Try it: Retype the line with "Convert this screenshot" exactly. Then retype every line after it through the end of the entries below, and nothing more, leaving out pictures.

(Items listed in a dataset)
══════

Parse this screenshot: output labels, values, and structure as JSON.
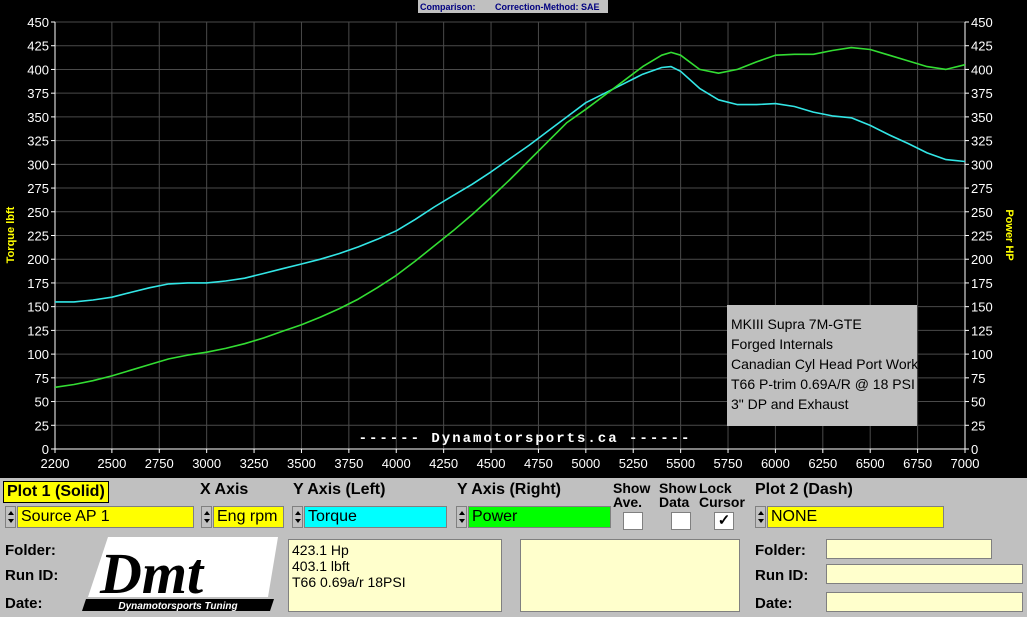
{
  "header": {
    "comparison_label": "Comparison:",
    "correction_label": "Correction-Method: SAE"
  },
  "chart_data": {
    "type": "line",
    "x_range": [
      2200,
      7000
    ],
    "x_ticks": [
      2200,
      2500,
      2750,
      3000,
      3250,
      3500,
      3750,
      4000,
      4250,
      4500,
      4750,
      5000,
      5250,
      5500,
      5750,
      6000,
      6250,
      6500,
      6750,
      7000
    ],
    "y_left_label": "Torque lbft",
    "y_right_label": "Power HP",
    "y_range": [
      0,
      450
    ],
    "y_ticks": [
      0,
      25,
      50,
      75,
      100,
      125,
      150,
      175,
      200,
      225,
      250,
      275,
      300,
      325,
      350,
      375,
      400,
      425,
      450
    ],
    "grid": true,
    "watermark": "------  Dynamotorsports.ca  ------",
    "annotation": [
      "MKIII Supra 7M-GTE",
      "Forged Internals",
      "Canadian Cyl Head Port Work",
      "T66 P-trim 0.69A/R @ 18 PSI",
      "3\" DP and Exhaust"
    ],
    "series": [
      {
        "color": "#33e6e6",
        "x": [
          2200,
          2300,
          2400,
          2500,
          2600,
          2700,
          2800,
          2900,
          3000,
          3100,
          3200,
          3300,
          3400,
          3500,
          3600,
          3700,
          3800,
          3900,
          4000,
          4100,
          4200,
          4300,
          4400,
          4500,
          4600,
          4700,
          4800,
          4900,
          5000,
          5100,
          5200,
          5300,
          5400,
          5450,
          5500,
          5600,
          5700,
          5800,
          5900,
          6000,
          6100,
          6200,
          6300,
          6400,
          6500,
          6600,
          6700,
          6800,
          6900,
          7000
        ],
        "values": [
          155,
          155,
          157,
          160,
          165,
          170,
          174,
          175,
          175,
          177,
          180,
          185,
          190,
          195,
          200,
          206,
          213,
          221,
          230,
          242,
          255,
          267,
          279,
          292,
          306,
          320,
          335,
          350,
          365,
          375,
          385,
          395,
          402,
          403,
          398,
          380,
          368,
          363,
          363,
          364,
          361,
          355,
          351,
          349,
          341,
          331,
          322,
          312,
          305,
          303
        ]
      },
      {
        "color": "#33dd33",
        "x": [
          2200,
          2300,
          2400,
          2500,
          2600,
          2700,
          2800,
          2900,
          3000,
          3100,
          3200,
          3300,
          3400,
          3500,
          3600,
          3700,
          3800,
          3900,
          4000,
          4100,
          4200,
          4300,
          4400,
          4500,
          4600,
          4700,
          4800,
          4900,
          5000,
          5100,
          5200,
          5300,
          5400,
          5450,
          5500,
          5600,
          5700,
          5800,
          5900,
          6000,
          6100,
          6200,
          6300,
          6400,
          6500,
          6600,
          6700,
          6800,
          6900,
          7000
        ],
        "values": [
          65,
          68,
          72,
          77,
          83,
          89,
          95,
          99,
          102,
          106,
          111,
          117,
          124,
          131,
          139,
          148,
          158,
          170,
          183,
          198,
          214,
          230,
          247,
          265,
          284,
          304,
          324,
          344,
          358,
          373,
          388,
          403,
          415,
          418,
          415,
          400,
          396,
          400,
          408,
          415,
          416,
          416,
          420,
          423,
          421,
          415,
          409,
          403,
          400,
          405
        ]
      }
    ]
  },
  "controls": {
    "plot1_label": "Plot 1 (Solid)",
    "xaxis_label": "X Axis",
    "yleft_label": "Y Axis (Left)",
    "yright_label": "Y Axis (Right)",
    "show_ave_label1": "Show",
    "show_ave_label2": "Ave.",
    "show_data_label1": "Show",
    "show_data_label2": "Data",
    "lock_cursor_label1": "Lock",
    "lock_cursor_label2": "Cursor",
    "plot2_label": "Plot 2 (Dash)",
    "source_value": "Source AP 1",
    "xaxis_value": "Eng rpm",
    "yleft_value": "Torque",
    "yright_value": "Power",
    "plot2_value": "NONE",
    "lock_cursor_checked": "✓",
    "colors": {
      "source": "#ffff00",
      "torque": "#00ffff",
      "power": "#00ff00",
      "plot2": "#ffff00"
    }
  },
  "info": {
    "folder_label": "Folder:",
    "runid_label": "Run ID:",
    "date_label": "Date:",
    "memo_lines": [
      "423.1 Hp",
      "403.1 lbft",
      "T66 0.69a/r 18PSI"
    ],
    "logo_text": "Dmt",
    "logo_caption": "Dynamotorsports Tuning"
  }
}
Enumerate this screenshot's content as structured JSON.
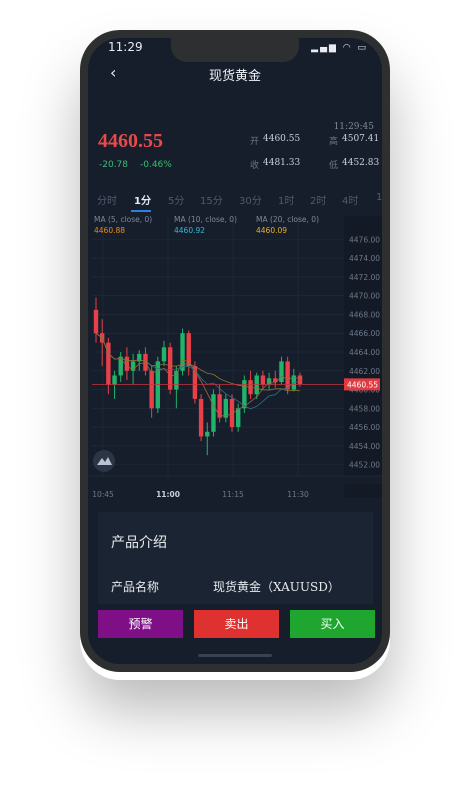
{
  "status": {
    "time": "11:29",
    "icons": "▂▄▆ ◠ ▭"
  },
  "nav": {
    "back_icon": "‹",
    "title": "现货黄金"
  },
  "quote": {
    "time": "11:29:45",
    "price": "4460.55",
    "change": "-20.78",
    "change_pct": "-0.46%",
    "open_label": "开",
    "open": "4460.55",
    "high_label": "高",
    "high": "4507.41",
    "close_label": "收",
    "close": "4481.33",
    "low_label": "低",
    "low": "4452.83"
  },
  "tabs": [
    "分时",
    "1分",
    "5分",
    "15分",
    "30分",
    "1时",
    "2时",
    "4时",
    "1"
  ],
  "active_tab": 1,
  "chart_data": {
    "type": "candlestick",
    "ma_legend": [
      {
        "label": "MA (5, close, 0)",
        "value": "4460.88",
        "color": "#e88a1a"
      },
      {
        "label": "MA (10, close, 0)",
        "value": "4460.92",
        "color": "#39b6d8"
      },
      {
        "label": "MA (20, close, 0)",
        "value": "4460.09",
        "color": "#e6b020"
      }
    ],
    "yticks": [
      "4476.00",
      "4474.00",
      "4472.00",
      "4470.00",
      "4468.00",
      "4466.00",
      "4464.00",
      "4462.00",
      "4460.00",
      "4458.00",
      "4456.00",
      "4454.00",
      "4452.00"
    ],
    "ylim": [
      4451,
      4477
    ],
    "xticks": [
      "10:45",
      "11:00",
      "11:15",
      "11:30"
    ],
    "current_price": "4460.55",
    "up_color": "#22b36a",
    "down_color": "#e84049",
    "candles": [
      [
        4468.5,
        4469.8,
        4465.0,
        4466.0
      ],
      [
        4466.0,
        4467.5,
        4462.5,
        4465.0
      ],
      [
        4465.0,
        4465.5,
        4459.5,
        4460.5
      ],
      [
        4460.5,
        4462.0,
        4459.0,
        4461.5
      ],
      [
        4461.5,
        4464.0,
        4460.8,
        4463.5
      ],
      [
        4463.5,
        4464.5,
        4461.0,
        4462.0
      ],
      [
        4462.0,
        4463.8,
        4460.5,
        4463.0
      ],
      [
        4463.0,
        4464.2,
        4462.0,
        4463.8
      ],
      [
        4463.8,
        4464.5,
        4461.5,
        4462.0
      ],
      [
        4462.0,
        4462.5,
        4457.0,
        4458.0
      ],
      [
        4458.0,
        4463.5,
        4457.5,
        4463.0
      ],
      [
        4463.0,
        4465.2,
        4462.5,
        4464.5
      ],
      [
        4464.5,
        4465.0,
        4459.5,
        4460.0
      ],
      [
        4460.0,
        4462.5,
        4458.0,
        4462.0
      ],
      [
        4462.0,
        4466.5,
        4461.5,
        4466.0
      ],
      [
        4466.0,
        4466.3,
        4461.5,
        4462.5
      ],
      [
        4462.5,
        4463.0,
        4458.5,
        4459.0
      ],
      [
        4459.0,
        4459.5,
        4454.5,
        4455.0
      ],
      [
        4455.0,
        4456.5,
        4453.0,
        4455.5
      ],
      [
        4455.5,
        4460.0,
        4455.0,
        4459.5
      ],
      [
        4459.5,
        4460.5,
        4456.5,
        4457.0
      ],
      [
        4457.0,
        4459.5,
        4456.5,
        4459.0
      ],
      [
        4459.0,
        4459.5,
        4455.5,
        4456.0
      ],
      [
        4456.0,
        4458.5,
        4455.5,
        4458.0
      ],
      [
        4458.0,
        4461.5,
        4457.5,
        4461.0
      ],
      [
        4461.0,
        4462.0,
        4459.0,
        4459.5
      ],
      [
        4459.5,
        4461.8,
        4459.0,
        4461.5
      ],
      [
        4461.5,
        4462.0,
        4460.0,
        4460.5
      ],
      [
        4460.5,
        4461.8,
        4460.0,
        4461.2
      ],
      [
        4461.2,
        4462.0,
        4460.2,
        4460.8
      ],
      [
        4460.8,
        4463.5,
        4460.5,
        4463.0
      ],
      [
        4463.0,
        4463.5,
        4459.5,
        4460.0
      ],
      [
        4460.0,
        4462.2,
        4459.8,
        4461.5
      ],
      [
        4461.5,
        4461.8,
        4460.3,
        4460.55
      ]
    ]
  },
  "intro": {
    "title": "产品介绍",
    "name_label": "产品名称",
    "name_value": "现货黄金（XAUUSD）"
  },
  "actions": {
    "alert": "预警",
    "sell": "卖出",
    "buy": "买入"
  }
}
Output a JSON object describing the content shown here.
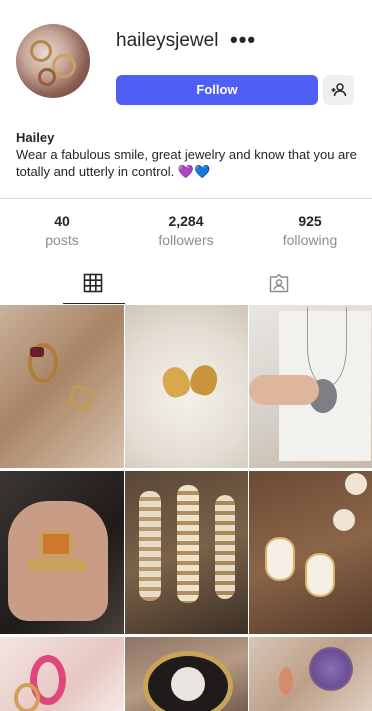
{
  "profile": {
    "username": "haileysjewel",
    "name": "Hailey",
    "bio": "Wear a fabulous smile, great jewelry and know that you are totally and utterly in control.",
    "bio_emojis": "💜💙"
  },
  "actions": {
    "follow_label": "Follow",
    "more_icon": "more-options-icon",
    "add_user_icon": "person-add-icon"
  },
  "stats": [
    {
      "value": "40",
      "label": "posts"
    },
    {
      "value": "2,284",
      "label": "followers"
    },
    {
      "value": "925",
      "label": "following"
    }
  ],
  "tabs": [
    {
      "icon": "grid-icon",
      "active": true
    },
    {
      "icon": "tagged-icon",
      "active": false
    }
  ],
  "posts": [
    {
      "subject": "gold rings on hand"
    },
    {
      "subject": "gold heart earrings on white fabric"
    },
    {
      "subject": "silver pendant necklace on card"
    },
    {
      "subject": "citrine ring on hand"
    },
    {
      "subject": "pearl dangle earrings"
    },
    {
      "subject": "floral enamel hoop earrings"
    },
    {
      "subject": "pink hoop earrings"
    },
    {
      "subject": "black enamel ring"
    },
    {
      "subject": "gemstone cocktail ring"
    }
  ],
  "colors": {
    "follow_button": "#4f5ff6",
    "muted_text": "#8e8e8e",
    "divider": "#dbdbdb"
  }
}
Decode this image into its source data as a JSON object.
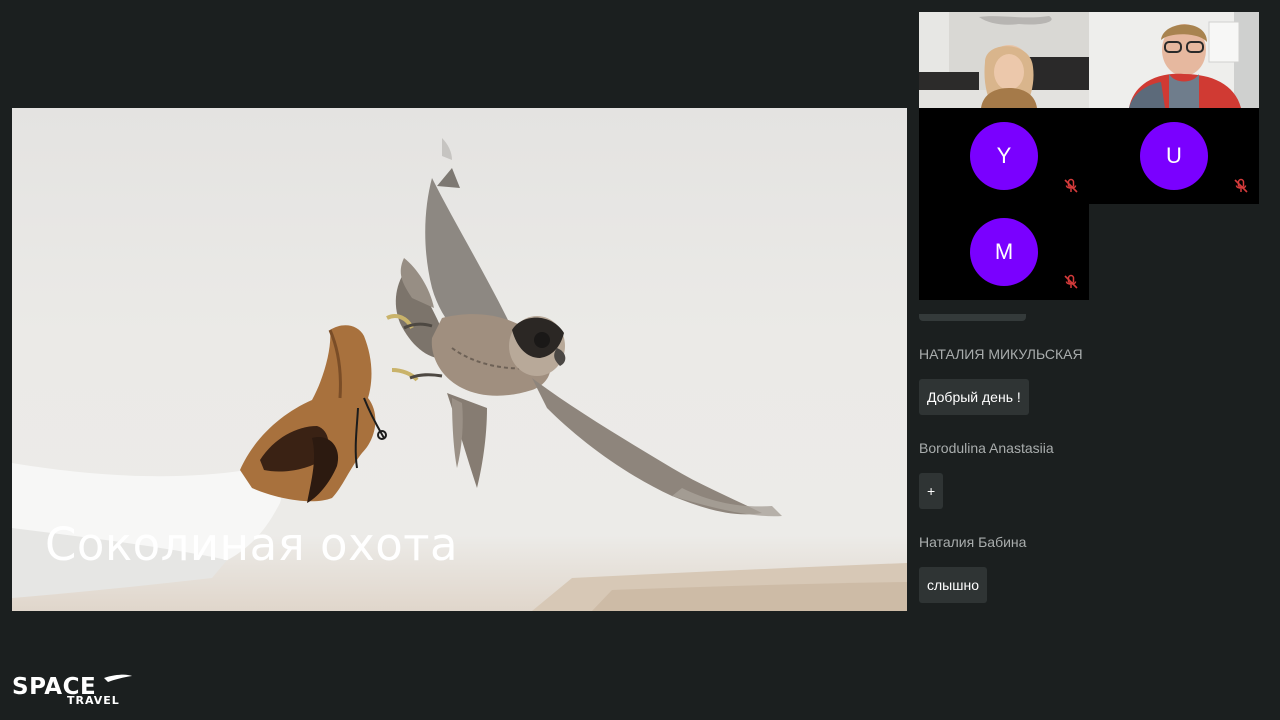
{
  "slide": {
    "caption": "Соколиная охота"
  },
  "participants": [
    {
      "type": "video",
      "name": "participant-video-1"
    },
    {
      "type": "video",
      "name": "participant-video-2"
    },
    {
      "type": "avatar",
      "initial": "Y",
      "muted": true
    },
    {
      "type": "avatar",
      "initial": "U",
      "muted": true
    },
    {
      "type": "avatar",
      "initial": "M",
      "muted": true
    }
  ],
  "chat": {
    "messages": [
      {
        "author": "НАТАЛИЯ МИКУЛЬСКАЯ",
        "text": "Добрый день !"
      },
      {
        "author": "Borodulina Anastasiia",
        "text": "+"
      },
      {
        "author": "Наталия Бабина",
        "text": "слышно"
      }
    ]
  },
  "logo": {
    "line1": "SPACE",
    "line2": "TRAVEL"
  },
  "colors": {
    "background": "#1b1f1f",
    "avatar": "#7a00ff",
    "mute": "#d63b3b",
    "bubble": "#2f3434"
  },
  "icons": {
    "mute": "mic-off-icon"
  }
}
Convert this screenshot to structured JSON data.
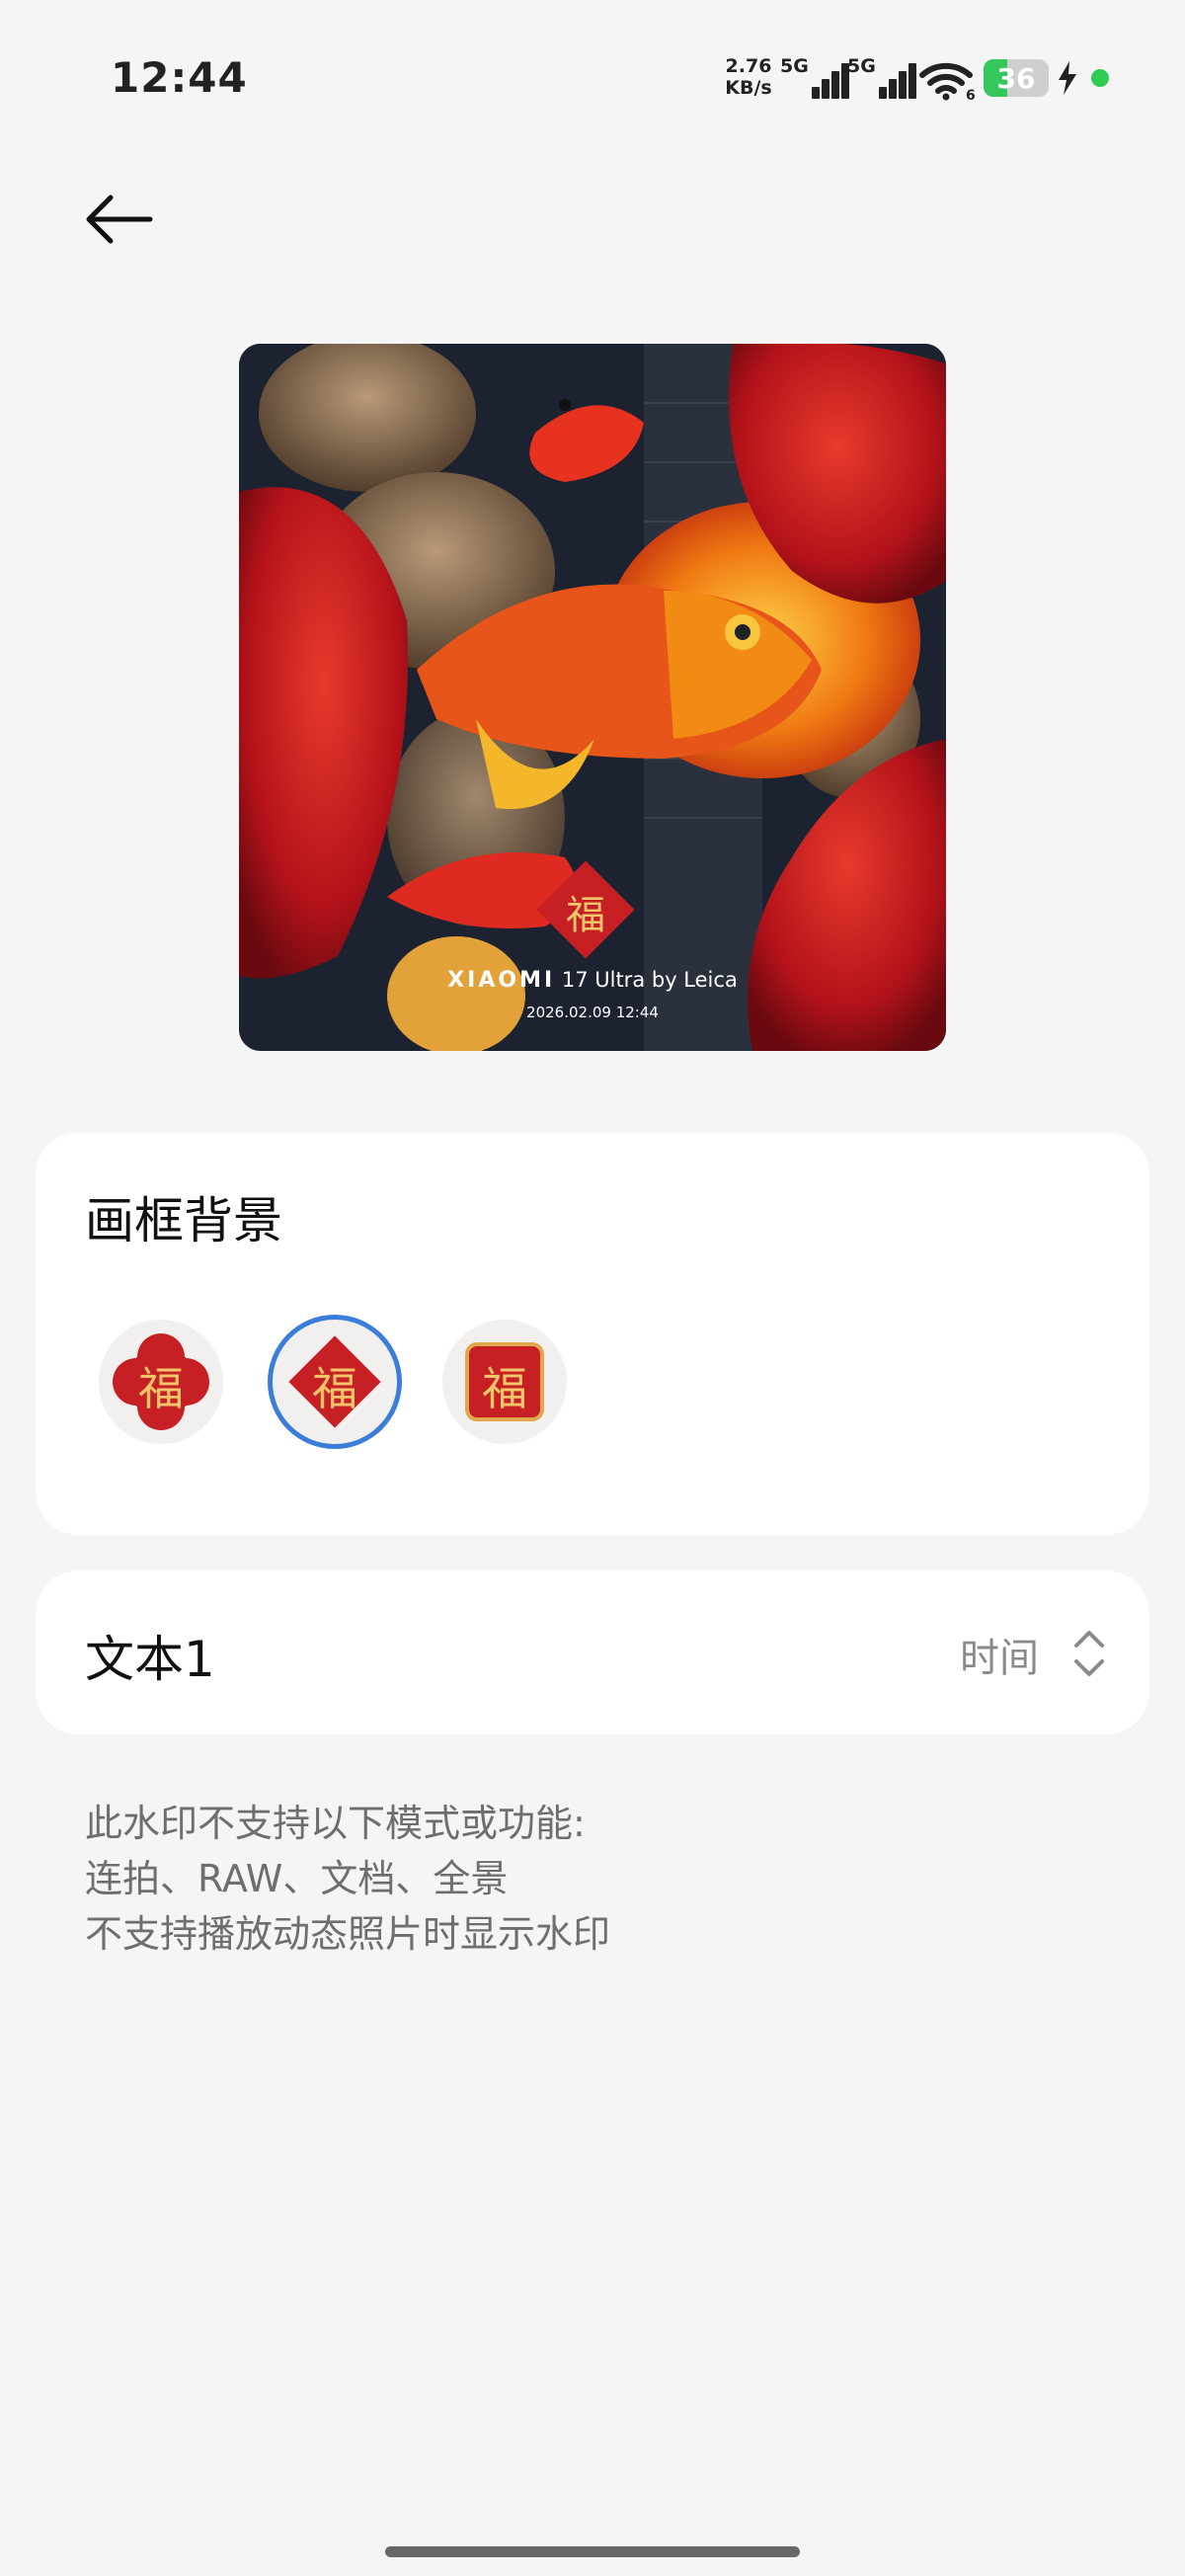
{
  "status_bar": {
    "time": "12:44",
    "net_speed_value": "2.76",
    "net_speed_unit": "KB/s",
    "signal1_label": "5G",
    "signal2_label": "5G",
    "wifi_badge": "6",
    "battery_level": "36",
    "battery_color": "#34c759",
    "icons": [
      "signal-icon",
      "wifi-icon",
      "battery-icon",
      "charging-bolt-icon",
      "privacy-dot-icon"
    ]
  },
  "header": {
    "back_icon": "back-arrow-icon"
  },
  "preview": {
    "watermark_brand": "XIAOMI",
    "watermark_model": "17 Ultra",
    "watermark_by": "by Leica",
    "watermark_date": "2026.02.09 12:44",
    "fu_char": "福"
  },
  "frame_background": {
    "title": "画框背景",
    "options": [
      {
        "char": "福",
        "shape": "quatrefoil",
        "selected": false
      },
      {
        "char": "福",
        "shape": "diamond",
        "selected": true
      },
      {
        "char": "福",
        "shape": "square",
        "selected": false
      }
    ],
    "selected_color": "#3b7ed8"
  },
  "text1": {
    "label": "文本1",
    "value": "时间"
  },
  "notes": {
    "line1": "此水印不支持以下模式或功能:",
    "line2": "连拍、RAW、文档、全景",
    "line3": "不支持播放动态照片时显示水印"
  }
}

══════

Finished task:
Convert this screenshot to structured JSON data.
{
  "status_bar": {
    "time": "12:44",
    "net_speed_value": "2.76",
    "net_speed_unit": "KB/s",
    "signal1_label": "5G",
    "signal2_label": "5G",
    "wifi_badge": "6",
    "battery_level": "36",
    "battery_color": "#34c759",
    "icons": [
      "signal-icon",
      "wifi-icon",
      "battery-icon",
      "charging-bolt-icon",
      "privacy-dot-icon"
    ]
  },
  "header": {
    "back_icon": "back-arrow-icon"
  },
  "preview": {
    "watermark_brand": "XIAOMI",
    "watermark_model": "17 Ultra",
    "watermark_by": "by Leica",
    "watermark_date": "2026.02.09 12:44",
    "fu_char": "福"
  },
  "frame_background": {
    "title": "画框背景",
    "options": [
      {
        "char": "福",
        "shape": "quatrefoil",
        "selected": false
      },
      {
        "char": "福",
        "shape": "diamond",
        "selected": true
      },
      {
        "char": "福",
        "shape": "square",
        "selected": false
      }
    ],
    "selected_color": "#3b7ed8"
  },
  "text1": {
    "label": "文本1",
    "value": "时间"
  },
  "notes": {
    "line1": "此水印不支持以下模式或功能:",
    "line2": "连拍、RAW、文档、全景",
    "line3": "不支持播放动态照片时显示水印"
  }
}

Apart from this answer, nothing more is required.